It rained on Thursday. And with that rain, our crawlspace flooded for the third time in as many weeks. I was totally frustrated and fed up and ready to quit. As we worked to clean out as much of the water as we could between storms, I started to seriously consider withdrawing from the race. But then I thought more about it - a day on the trails might be just what I needed to clear my head and relieve some of my stress. So I decided to give it a go.
Friday morning, I'm laying in bed waiting for the alarm to go off before I get up, and I'm sure I hear rain on the roof. Rain that could possibly be re-flooding the crawlspace. Rain that would definitely be muddy-ing up the trails. Once again, the idea of withdrawing reared it's ugly head. Turns out it was just the sound of the fan in the hallway and not rain, but I still thought about withdrawing. I'm slow enough right now when it's dry - the thought of how much mud and slippery trails would slow me down even more was just downright depressing. Again, I gave it some thought and the stress-relieving, head clearing positive aspects of a day on the trails (even wet, muddy ones) won and I talked myself into running anyway.
It's now Saturday morning and the big question of the day is "to run or not to run?" For some, it's a silly question. Most race days, for me, it's a no brainer. But this one, this morning, was different. I didn't wake up all excited and pumped to get to the race. Ordinary race days I hop out of bed and get dressed in a flash and I'm ready to leave early. This race day, I dawdled; I procrastinated. I started putting on my race outfit, thinking that if I could just get dressed, I might feel more like running. Nope. Not even my lovely, fun, inspiring, green sparkle skirt could shake my "don't want to run today" blues.

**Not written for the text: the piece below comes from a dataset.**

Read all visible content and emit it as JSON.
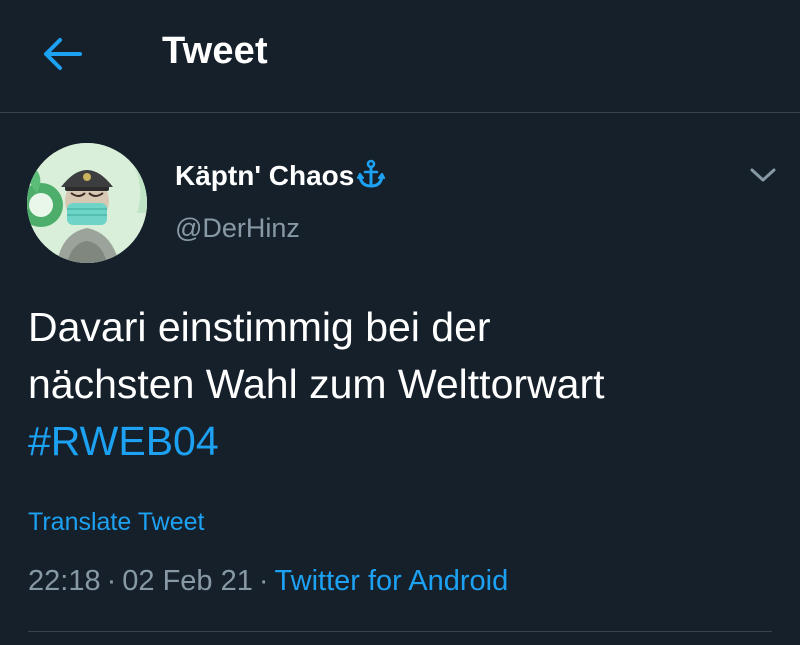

There was a small part of me that wanted to run. But unfortunately, that part of me wasn't strong enough to beat the part of me that didn't want to run. It couldn't overcome the fear of slipping in the mud, sliding down one of the steep sections of trail and breaking some bone on one of the big rocks. It couldn't overcome the major feeling of unpreparedness that comes from the lack of motivation to train that's been plaguing me all spring. It couldn't overcome the mental hole I've fallen into the past week or so.
Running is a mental game. If my head were in the right place, I could overcome all of that and run this race anyway. But today, it's not. It's feeling too many doubts. And the Dirty Dog is not a race to run when you're doubtful. It's too hard of a course to not take seriously; you can't just wing it. You have to be all there; you have to go all the way and give it all you've got and then some. And today I just don't have it to give.